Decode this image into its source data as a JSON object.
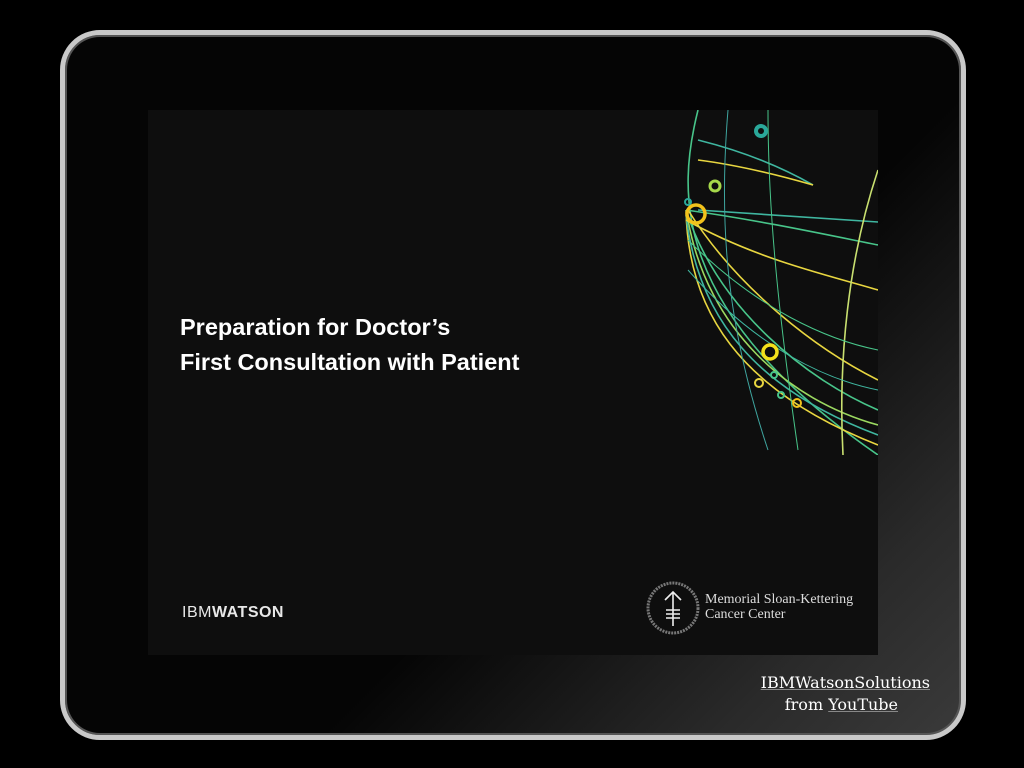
{
  "slide": {
    "title_line1": "Preparation for Doctor’s",
    "title_line2": "First Consultation with Patient",
    "brand_ibm": "IBM",
    "brand_watson": "WATSON",
    "partner_line1": "Memorial Sloan-Kettering",
    "partner_line2": "Cancer Center"
  },
  "watermark": {
    "channel": "IBMWatsonSolutions",
    "from": "from",
    "source": "YouTube"
  },
  "colors": {
    "background": "#0e0e0e",
    "bezel": "#c9c9c9",
    "accent_yellow": "#f2d21b",
    "accent_green": "#5fd08a",
    "accent_teal": "#2aa89a"
  }
}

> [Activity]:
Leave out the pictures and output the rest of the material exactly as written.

> [Task answer]:
Decode this image into its source data as a JSON object.
{
  "slide": {
    "title_line1": "Preparation for Doctor’s",
    "title_line2": "First Consultation with Patient",
    "brand_ibm": "IBM",
    "brand_watson": "WATSON",
    "partner_line1": "Memorial Sloan-Kettering",
    "partner_line2": "Cancer Center"
  },
  "watermark": {
    "channel": "IBMWatsonSolutions",
    "from": "from",
    "source": "YouTube"
  },
  "colors": {
    "background": "#0e0e0e",
    "bezel": "#c9c9c9",
    "accent_yellow": "#f2d21b",
    "accent_green": "#5fd08a",
    "accent_teal": "#2aa89a"
  }
}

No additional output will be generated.